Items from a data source
○ ○ ○
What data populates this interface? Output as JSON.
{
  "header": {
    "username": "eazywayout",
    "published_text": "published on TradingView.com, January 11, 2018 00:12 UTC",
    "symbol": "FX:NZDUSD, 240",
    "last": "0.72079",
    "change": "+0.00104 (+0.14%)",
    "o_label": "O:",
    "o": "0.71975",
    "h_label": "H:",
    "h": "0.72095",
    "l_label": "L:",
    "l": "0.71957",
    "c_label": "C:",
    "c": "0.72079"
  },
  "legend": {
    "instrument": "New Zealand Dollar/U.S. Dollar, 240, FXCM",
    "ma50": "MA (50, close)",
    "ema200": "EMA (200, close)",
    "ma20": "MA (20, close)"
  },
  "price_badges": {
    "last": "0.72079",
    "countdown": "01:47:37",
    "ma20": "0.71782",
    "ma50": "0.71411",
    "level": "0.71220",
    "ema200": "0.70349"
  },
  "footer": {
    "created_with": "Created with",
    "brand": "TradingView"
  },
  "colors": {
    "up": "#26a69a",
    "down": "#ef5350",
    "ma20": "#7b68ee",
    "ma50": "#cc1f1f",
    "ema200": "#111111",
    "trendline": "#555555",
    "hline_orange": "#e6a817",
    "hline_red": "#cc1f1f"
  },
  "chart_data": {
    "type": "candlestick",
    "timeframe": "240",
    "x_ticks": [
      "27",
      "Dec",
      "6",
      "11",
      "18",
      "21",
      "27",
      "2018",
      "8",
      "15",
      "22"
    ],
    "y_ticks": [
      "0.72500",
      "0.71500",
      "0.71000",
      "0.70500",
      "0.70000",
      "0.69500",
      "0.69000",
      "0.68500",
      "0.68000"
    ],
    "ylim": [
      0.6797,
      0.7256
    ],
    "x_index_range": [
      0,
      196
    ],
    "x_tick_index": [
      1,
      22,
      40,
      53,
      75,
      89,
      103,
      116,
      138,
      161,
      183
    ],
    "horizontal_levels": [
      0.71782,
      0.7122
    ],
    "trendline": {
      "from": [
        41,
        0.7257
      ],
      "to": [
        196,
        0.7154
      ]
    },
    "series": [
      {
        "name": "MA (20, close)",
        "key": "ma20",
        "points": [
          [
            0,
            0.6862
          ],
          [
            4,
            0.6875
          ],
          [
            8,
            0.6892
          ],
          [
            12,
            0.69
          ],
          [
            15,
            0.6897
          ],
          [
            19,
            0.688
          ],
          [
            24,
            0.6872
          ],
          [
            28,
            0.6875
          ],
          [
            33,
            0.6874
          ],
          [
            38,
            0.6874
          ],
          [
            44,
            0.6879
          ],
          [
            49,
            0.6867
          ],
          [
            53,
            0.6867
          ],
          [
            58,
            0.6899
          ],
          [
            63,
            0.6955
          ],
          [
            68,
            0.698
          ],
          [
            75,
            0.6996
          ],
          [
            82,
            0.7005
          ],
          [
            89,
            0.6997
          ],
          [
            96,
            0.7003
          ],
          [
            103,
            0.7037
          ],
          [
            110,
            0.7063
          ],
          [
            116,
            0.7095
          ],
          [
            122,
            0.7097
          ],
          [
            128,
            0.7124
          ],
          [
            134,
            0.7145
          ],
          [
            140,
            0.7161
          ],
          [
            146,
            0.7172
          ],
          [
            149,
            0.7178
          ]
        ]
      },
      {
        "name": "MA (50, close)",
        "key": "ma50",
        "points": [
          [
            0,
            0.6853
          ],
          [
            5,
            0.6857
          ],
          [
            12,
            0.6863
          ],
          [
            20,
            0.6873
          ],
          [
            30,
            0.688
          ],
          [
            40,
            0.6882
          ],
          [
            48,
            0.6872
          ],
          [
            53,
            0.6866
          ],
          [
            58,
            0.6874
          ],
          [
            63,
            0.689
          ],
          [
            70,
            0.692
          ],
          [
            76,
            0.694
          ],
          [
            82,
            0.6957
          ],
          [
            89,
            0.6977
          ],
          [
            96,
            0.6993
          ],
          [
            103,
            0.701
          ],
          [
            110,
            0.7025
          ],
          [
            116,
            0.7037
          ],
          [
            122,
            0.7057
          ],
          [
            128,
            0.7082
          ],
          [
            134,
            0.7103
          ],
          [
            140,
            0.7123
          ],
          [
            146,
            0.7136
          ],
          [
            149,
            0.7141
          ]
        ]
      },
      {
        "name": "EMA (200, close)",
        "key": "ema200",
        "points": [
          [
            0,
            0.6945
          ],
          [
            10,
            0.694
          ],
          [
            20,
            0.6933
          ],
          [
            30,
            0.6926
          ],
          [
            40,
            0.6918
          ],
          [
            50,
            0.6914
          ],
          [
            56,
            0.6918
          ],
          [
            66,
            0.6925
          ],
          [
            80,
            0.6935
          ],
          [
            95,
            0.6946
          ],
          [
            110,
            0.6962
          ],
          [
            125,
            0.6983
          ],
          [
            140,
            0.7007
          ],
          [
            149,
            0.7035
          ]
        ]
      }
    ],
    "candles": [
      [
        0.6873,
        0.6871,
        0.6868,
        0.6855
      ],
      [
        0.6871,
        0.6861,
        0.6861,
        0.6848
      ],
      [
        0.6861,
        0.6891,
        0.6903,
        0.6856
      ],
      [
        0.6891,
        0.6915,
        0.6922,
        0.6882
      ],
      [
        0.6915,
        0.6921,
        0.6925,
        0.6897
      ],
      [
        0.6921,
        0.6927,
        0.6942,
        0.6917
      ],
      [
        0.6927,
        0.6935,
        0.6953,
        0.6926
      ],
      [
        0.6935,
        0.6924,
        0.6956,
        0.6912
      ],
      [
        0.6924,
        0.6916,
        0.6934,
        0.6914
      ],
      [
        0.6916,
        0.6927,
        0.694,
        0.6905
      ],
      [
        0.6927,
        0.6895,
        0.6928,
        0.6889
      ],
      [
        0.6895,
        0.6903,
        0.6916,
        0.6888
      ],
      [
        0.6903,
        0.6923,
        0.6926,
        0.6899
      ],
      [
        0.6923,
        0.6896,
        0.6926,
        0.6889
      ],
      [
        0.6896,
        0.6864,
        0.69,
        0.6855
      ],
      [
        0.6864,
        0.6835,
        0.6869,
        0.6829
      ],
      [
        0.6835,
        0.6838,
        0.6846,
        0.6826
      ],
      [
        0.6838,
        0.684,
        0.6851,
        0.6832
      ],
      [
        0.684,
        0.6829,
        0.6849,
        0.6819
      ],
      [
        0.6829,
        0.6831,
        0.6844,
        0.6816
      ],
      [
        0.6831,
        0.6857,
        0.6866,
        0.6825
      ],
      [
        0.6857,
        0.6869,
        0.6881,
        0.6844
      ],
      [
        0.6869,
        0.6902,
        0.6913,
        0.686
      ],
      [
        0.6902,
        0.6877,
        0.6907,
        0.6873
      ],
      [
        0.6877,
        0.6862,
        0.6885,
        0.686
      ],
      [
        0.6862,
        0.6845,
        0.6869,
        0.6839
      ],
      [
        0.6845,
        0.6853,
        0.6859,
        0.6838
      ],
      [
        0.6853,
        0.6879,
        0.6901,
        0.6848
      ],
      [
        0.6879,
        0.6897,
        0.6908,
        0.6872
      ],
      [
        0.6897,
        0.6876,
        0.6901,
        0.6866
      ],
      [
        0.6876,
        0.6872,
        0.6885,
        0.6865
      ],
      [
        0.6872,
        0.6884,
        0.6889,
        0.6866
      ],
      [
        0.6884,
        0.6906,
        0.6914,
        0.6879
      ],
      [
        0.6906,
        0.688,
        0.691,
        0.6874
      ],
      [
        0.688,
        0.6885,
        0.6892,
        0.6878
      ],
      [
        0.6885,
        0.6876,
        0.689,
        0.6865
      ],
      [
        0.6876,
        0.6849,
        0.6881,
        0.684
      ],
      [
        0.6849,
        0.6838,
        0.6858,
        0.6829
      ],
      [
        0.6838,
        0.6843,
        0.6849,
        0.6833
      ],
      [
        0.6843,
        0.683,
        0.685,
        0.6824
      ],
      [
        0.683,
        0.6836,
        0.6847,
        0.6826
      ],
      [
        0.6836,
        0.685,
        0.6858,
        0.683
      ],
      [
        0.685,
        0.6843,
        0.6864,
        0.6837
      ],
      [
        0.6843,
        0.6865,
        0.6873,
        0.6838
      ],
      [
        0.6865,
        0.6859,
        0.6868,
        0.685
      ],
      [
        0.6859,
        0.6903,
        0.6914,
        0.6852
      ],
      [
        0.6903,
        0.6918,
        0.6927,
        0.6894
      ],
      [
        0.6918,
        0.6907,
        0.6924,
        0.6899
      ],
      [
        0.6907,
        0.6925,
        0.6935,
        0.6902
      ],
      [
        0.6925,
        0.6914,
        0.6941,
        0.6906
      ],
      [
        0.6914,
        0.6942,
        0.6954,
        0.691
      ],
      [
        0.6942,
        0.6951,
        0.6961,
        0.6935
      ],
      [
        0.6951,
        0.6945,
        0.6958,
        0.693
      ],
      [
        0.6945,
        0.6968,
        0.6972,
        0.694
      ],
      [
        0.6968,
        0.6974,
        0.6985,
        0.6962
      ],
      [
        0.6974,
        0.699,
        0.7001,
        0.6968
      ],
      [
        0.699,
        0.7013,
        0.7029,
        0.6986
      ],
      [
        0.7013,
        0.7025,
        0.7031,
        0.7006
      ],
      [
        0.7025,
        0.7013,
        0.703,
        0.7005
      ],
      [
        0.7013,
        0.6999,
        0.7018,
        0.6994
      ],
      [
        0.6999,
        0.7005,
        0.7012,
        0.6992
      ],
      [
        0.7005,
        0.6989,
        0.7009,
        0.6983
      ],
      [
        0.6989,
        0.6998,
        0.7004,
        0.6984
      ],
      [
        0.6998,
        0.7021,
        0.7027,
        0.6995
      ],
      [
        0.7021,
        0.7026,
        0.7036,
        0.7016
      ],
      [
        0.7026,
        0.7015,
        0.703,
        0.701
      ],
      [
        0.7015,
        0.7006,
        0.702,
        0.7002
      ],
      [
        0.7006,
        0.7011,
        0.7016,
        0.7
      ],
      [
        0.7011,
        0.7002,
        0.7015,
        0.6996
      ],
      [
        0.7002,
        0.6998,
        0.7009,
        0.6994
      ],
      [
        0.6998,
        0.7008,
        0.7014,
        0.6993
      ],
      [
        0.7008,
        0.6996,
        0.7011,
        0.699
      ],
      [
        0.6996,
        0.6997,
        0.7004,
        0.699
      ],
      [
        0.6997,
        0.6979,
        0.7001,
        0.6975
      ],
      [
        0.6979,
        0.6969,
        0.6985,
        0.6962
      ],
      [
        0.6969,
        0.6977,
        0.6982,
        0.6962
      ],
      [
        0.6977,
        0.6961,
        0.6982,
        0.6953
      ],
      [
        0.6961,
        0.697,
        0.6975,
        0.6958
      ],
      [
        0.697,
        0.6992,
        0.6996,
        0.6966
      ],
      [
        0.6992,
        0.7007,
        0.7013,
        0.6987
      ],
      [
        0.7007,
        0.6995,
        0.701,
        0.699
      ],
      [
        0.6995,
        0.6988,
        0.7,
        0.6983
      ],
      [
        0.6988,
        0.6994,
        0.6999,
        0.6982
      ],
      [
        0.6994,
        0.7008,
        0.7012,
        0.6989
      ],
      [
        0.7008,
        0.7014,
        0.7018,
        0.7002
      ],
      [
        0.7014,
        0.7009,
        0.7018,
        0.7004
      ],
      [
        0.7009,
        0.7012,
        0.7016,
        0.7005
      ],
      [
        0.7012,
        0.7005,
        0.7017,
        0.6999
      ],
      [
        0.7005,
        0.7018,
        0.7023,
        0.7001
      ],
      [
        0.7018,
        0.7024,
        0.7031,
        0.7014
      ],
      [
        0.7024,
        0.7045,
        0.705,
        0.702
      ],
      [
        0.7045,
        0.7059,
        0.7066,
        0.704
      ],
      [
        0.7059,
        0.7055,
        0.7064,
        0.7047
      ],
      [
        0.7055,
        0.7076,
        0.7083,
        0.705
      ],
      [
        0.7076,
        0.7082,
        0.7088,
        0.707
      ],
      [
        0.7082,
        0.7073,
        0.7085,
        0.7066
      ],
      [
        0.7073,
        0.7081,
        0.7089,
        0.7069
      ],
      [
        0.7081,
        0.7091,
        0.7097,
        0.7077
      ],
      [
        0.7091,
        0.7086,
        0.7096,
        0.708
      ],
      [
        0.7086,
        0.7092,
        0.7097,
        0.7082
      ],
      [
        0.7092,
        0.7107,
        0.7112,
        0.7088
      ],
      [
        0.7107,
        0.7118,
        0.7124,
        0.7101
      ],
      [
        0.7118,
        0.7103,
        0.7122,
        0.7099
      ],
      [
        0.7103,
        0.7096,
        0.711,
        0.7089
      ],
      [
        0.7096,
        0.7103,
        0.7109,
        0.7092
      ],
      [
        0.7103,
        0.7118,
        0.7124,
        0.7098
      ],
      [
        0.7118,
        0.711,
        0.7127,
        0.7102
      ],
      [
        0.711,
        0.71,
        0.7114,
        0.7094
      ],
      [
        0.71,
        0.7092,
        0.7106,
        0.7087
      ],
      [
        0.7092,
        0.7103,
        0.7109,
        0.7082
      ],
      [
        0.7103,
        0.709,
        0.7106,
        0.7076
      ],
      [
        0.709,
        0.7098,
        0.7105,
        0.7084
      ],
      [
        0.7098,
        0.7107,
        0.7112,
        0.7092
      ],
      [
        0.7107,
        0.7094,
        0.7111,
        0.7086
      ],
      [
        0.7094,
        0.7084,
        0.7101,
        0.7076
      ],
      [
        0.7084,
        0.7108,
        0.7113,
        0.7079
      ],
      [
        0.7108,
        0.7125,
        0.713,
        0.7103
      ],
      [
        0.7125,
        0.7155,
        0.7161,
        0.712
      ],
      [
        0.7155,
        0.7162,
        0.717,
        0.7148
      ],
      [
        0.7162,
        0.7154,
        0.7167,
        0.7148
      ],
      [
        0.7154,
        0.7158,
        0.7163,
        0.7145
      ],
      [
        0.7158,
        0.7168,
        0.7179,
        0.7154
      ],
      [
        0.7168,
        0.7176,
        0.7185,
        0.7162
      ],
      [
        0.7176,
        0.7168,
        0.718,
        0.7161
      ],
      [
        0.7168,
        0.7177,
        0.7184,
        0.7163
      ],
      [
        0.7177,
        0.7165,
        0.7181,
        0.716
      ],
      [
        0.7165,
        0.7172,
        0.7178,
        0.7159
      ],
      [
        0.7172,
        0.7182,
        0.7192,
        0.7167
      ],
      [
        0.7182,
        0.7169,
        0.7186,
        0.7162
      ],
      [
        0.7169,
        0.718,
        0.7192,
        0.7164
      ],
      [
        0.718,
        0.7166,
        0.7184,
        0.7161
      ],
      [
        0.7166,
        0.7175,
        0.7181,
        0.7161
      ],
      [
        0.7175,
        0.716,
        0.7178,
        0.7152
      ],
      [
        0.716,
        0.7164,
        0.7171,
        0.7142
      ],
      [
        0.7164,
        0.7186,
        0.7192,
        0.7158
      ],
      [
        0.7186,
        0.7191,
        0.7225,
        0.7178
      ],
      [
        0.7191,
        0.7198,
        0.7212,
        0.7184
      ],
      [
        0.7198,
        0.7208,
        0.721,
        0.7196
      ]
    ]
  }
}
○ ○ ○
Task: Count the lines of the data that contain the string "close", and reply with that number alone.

Output below: 6